> Source data

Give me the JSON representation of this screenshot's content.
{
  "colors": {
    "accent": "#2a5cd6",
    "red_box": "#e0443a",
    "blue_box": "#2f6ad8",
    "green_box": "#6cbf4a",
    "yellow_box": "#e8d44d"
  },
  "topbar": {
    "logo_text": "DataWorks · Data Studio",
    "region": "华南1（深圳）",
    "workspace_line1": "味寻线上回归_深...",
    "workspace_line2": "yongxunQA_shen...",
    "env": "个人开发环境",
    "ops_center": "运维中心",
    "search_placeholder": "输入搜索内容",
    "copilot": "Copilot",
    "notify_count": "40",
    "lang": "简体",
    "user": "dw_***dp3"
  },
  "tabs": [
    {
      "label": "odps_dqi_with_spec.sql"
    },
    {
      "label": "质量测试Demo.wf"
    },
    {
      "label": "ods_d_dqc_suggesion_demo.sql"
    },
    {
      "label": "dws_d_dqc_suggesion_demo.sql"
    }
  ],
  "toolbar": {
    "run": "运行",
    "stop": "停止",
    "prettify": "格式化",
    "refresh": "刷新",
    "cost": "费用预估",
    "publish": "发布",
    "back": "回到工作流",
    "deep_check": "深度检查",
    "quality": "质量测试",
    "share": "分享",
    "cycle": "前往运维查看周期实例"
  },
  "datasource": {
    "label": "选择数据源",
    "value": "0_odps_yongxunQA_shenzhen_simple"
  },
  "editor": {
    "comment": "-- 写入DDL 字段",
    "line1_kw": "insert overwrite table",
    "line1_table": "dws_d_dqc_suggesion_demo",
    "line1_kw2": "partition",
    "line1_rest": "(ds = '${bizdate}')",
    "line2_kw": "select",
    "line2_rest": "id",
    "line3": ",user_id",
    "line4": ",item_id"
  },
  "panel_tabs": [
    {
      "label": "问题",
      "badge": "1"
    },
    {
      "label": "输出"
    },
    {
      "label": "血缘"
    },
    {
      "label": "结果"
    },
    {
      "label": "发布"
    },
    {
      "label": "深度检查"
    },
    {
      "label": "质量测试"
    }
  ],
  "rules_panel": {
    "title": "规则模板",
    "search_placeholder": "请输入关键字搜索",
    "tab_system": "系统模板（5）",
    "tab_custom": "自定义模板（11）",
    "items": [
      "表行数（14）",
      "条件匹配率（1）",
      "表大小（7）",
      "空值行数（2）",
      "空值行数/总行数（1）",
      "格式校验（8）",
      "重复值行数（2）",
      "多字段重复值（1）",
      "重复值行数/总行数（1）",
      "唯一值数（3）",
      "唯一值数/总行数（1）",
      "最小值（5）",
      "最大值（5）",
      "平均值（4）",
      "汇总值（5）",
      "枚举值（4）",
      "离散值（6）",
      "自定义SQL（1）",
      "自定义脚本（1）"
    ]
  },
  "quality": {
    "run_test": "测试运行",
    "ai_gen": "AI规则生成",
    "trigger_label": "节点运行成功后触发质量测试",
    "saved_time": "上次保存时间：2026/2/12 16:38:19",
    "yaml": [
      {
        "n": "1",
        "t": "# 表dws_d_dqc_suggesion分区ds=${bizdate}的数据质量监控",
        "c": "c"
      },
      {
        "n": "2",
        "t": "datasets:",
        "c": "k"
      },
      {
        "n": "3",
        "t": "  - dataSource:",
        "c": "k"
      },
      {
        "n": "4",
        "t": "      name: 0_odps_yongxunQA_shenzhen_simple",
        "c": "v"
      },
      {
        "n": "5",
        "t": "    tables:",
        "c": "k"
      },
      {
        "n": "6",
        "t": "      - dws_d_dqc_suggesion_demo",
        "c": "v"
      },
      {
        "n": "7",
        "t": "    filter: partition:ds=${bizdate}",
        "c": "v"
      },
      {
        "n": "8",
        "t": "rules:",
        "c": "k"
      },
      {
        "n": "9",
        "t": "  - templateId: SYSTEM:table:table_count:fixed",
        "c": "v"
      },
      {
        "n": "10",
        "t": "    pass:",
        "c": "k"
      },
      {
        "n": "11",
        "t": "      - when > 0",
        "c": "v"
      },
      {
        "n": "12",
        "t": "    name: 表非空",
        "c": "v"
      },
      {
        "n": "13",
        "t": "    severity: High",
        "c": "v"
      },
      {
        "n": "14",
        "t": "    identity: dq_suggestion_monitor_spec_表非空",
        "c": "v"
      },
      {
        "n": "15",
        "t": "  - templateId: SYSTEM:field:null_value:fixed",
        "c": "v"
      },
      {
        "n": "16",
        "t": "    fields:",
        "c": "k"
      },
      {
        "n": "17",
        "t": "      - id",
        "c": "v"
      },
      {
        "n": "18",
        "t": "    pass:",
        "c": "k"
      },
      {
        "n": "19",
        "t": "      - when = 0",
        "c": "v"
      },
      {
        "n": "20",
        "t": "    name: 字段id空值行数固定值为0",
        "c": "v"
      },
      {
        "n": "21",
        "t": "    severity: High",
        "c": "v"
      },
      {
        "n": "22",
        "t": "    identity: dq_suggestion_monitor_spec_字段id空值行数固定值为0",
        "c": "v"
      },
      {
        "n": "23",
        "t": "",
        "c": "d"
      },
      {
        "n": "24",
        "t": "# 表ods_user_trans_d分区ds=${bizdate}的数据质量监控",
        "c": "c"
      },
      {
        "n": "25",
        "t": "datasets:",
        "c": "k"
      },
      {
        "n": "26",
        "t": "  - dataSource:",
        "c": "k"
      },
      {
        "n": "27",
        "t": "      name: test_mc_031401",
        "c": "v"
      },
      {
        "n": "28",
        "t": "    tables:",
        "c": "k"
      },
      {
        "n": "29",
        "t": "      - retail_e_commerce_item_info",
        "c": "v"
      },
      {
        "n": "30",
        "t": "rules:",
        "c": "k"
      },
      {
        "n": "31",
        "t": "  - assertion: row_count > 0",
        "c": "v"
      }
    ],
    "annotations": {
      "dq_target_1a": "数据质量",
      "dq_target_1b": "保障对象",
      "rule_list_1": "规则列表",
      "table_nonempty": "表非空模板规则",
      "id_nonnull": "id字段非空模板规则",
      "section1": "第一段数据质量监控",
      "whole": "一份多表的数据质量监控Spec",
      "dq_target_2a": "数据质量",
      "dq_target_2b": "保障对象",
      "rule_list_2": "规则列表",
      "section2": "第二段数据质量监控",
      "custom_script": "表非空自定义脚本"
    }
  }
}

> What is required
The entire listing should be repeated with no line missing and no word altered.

> Written solution
Give me the JSON representation of this screenshot's content.
{
  "colors": {
    "accent": "#2a5cd6",
    "red_box": "#e0443a",
    "blue_box": "#2f6ad8",
    "green_box": "#6cbf4a",
    "yellow_box": "#e8d44d"
  },
  "topbar": {
    "logo_text": "DataWorks · Data Studio",
    "region": "华南1（深圳）",
    "workspace_line1": "味寻线上回归_深...",
    "workspace_line2": "yongxunQA_shen...",
    "env": "个人开发环境",
    "ops_center": "运维中心",
    "search_placeholder": "输入搜索内容",
    "copilot": "Copilot",
    "notify_count": "40",
    "lang": "简体",
    "user": "dw_***dp3"
  },
  "tabs": [
    {
      "label": "odps_dqi_with_spec.sql"
    },
    {
      "label": "质量测试Demo.wf"
    },
    {
      "label": "ods_d_dqc_suggesion_demo.sql"
    },
    {
      "label": "dws_d_dqc_suggesion_demo.sql"
    }
  ],
  "toolbar": {
    "run": "运行",
    "stop": "停止",
    "prettify": "格式化",
    "refresh": "刷新",
    "cost": "费用预估",
    "publish": "发布",
    "back": "回到工作流",
    "deep_check": "深度检查",
    "quality": "质量测试",
    "share": "分享",
    "cycle": "前往运维查看周期实例"
  },
  "datasource": {
    "label": "选择数据源",
    "value": "0_odps_yongxunQA_shenzhen_simple"
  },
  "editor": {
    "comment": "-- 写入DDL 字段",
    "line1_kw": "insert overwrite table",
    "line1_table": "dws_d_dqc_suggesion_demo",
    "line1_kw2": "partition",
    "line1_rest": "(ds = '${bizdate}')",
    "line2_kw": "select",
    "line2_rest": "id",
    "line3": ",user_id",
    "line4": ",item_id"
  },
  "panel_tabs": [
    {
      "label": "问题",
      "badge": "1"
    },
    {
      "label": "输出"
    },
    {
      "label": "血缘"
    },
    {
      "label": "结果"
    },
    {
      "label": "发布"
    },
    {
      "label": "深度检查"
    },
    {
      "label": "质量测试"
    }
  ],
  "rules_panel": {
    "title": "规则模板",
    "search_placeholder": "请输入关键字搜索",
    "tab_system": "系统模板（5）",
    "tab_custom": "自定义模板（11）",
    "items": [
      "表行数（14）",
      "条件匹配率（1）",
      "表大小（7）",
      "空值行数（2）",
      "空值行数/总行数（1）",
      "格式校验（8）",
      "重复值行数（2）",
      "多字段重复值（1）",
      "重复值行数/总行数（1）",
      "唯一值数（3）",
      "唯一值数/总行数（1）",
      "最小值（5）",
      "最大值（5）",
      "平均值（4）",
      "汇总值（5）",
      "枚举值（4）",
      "离散值（6）",
      "自定义SQL（1）",
      "自定义脚本（1）"
    ]
  },
  "quality": {
    "run_test": "测试运行",
    "ai_gen": "AI规则生成",
    "trigger_label": "节点运行成功后触发质量测试",
    "saved_time": "上次保存时间：2026/2/12 16:38:19",
    "yaml": [
      {
        "n": "1",
        "t": "# 表dws_d_dqc_suggesion分区ds=${bizdate}的数据质量监控",
        "c": "c"
      },
      {
        "n": "2",
        "t": "datasets:",
        "c": "k"
      },
      {
        "n": "3",
        "t": "  - dataSource:",
        "c": "k"
      },
      {
        "n": "4",
        "t": "      name: 0_odps_yongxunQA_shenzhen_simple",
        "c": "v"
      },
      {
        "n": "5",
        "t": "    tables:",
        "c": "k"
      },
      {
        "n": "6",
        "t": "      - dws_d_dqc_suggesion_demo",
        "c": "v"
      },
      {
        "n": "7",
        "t": "    filter: partition:ds=${bizdate}",
        "c": "v"
      },
      {
        "n": "8",
        "t": "rules:",
        "c": "k"
      },
      {
        "n": "9",
        "t": "  - templateId: SYSTEM:table:table_count:fixed",
        "c": "v"
      },
      {
        "n": "10",
        "t": "    pass:",
        "c": "k"
      },
      {
        "n": "11",
        "t": "      - when > 0",
        "c": "v"
      },
      {
        "n": "12",
        "t": "    name: 表非空",
        "c": "v"
      },
      {
        "n": "13",
        "t": "    severity: High",
        "c": "v"
      },
      {
        "n": "14",
        "t": "    identity: dq_suggestion_monitor_spec_表非空",
        "c": "v"
      },
      {
        "n": "15",
        "t": "  - templateId: SYSTEM:field:null_value:fixed",
        "c": "v"
      },
      {
        "n": "16",
        "t": "    fields:",
        "c": "k"
      },
      {
        "n": "17",
        "t": "      - id",
        "c": "v"
      },
      {
        "n": "18",
        "t": "    pass:",
        "c": "k"
      },
      {
        "n": "19",
        "t": "      - when = 0",
        "c": "v"
      },
      {
        "n": "20",
        "t": "    name: 字段id空值行数固定值为0",
        "c": "v"
      },
      {
        "n": "21",
        "t": "    severity: High",
        "c": "v"
      },
      {
        "n": "22",
        "t": "    identity: dq_suggestion_monitor_spec_字段id空值行数固定值为0",
        "c": "v"
      },
      {
        "n": "23",
        "t": "",
        "c": "d"
      },
      {
        "n": "24",
        "t": "# 表ods_user_trans_d分区ds=${bizdate}的数据质量监控",
        "c": "c"
      },
      {
        "n": "25",
        "t": "datasets:",
        "c": "k"
      },
      {
        "n": "26",
        "t": "  - dataSource:",
        "c": "k"
      },
      {
        "n": "27",
        "t": "      name: test_mc_031401",
        "c": "v"
      },
      {
        "n": "28",
        "t": "    tables:",
        "c": "k"
      },
      {
        "n": "29",
        "t": "      - retail_e_commerce_item_info",
        "c": "v"
      },
      {
        "n": "30",
        "t": "rules:",
        "c": "k"
      },
      {
        "n": "31",
        "t": "  - assertion: row_count > 0",
        "c": "v"
      }
    ],
    "annotations": {
      "dq_target_1a": "数据质量",
      "dq_target_1b": "保障对象",
      "rule_list_1": "规则列表",
      "table_nonempty": "表非空模板规则",
      "id_nonnull": "id字段非空模板规则",
      "section1": "第一段数据质量监控",
      "whole": "一份多表的数据质量监控Spec",
      "dq_target_2a": "数据质量",
      "dq_target_2b": "保障对象",
      "rule_list_2": "规则列表",
      "section2": "第二段数据质量监控",
      "custom_script": "表非空自定义脚本"
    }
  }
}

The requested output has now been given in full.